Few things are more frustrating than sunsetting a great technology idea because you couldn’t get the execution right. As an executive you can’t fund every compelling idea that comes your way. When you do fund one, you want to give the project it’s best chance for success.
We frequently meet business owners and executives who have had difficult experiences in the past with digital projects because they and their team had little experience in custom built technology. Sometimes success is elusive when building technology, but there are ways to improve your batting average.
Start out by creating a clearly defined project purpose and objectives that all key stakeholders can align on. Though sometimes elusive, the purpose and objectives will serve as your north star for each of the steps that follow.
With purpose and objectives captured, the team is ready to start defining the user experience.
This entails thinking through the different types of users and what they should be able to do on the platform. This is a highly creative exercise and requires diversity of thought. Surround this early stage with all different kinds of people including designers, developers, business strategists, realists and dreamers. At RevUnit we call this stage collaborative design. We argue over features and use whiteboards to sketch out ideas. By the end of a full day the goal is to have a shared vision with the team on WHO will be able to do WHAT on the platform.
While planning features during collaborative design, remember to build small. Rigorous prioritization of features is essential to successful digital platforms. The larger the build, the more likely there will need to be serious revision once it’s in the wild. By including only those features that are essential to the user, the product will be delivered faster and with less margin for error. This is called a Minimum Viable Product (MVP) and is a framework used by many silicon valley companies when building out new tech because of it’s focus on creating usable experiences on very little time and budget.

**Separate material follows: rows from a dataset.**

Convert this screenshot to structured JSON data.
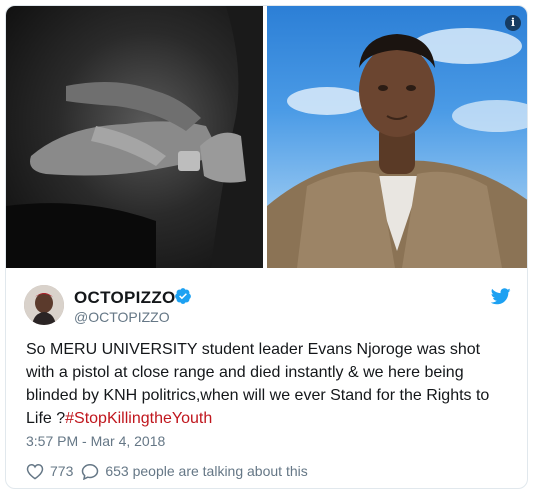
{
  "media": {
    "left_image": "black-and-white-hand-photo",
    "right_image": "portrait-photo-blue-sky",
    "info_icon": "info-icon"
  },
  "author": {
    "display_name": "OCTOPIZZO",
    "handle": "@OCTOPIZZO",
    "verified": true,
    "avatar": "avatar"
  },
  "tweet": {
    "text": "So MERU UNIVERSITY student leader Evans Njoroge was shot with a pistol at close range and died instantly & we here being blinded by KNH politrics,when will we ever Stand for the Rights to Life ?",
    "hashtag": "#StopKillingtheYouth",
    "timestamp": "3:57 PM - Mar 4, 2018"
  },
  "engagement": {
    "likes": "773",
    "talking": "653 people are talking about this"
  },
  "colors": {
    "brand": "#1da1f2",
    "hashtag": "#c0161d",
    "muted": "#657786",
    "text": "#14171a"
  }
}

By building small with an MVP approach the product is delivered faster but smart teams don’t stop there. Technology is never “set it and forget it”. With the product now in the wild they use surveys, embedded feedback tools, user testing and analytics to learn from their user base.
Listening posts have to be created to learn which features need adjustment, what should be added, and where are the rough edges that need rounding off. Users today expect technology to learn and grow with them. Great tech teams keep their finger on the pulse of user behavior and feedback.

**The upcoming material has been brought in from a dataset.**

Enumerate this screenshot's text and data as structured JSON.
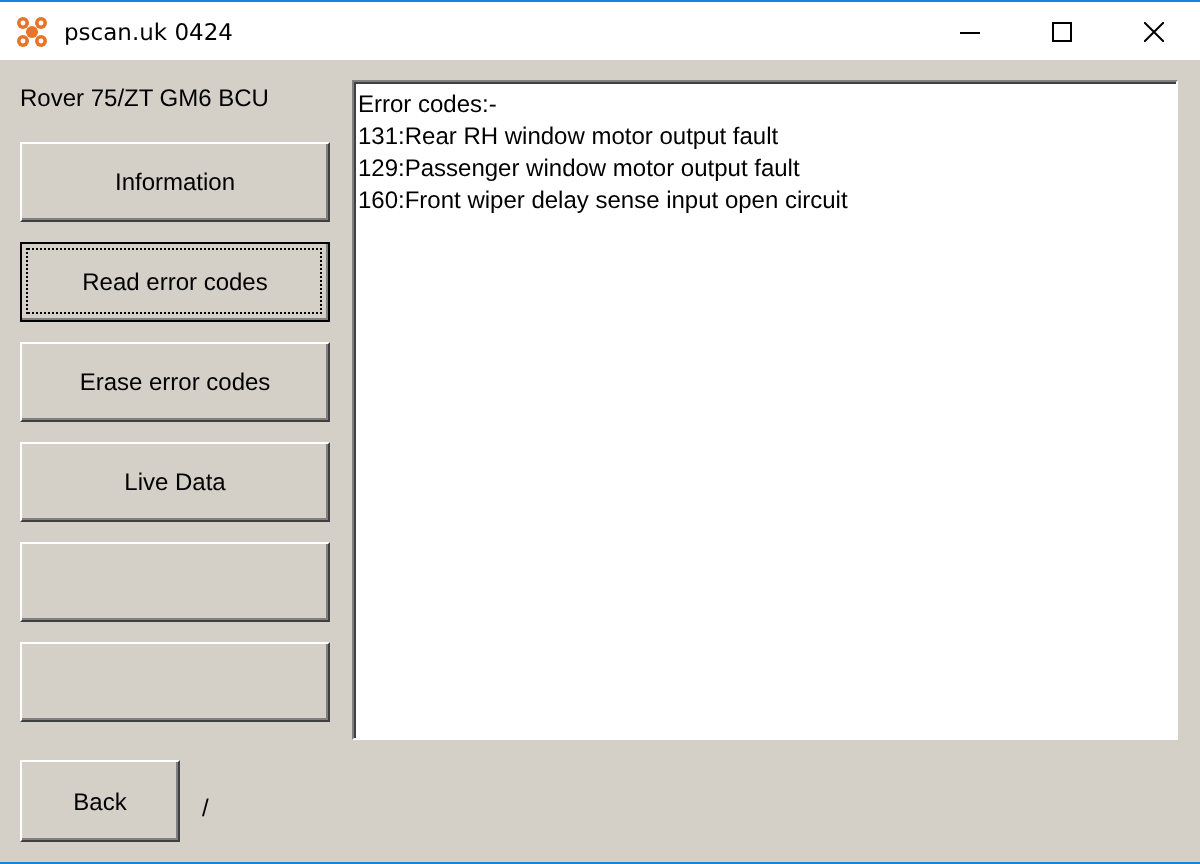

With the right listening posts in place, feedback can often be overwhelming. The good news is when teams use an MVP approach they should have plenty of budget in reserve to continue iteration on the platform. By building relationships with users the team can more effectively prioritize updates to the platform in the form of a product roadmap. A good roadmap details out all changes to be made including bug fixes, features, and maintenance along with their estimated level of effort and timing. Knowing that there will be ongoing iteration and maintenance for any digital platform is critical to a projects long-term success.